• Given entries
>>>>

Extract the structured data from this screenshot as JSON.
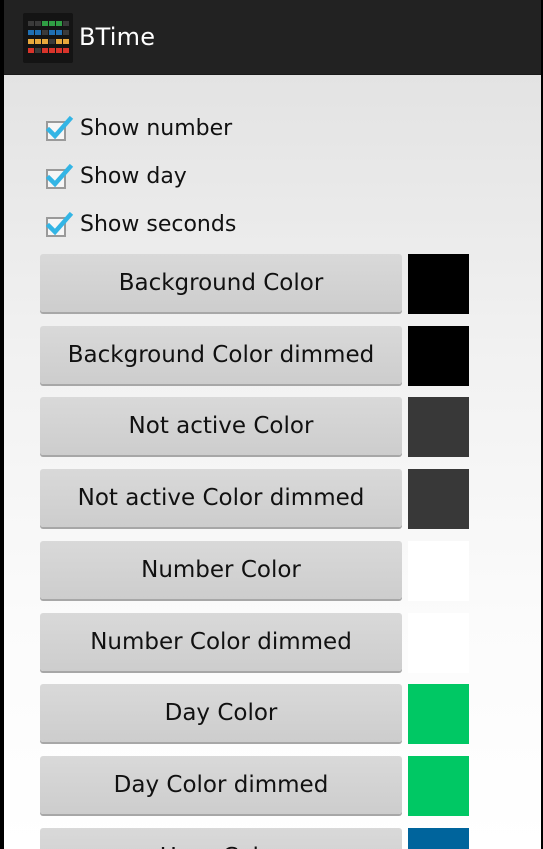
{
  "app": {
    "title": "BTime",
    "icon": "btime-app-icon"
  },
  "checkboxes": [
    {
      "label": "Show number",
      "checked": true
    },
    {
      "label": "Show day",
      "checked": true
    },
    {
      "label": "Show seconds",
      "checked": true
    }
  ],
  "color_buttons": [
    {
      "label": "Background Color",
      "swatch": "#000000"
    },
    {
      "label": "Background Color dimmed",
      "swatch": "#000000"
    },
    {
      "label": "Not active Color",
      "swatch": "#383838"
    },
    {
      "label": "Not active Color dimmed",
      "swatch": "#383838"
    },
    {
      "label": "Number Color",
      "swatch": "#ffffff"
    },
    {
      "label": "Number Color dimmed",
      "swatch": "#ffffff"
    },
    {
      "label": "Day Color",
      "swatch": "#00c864"
    },
    {
      "label": "Day Color dimmed",
      "swatch": "#00c864"
    },
    {
      "label": "Hour Color",
      "swatch": "#00649c"
    }
  ],
  "colors": {
    "actionbar": "#222222",
    "check_accent": "#33b5e5"
  }
}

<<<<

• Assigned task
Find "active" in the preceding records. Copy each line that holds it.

• Output for this exercise
      "label": "Not active Color",
      "label": "Not active Color dimmed",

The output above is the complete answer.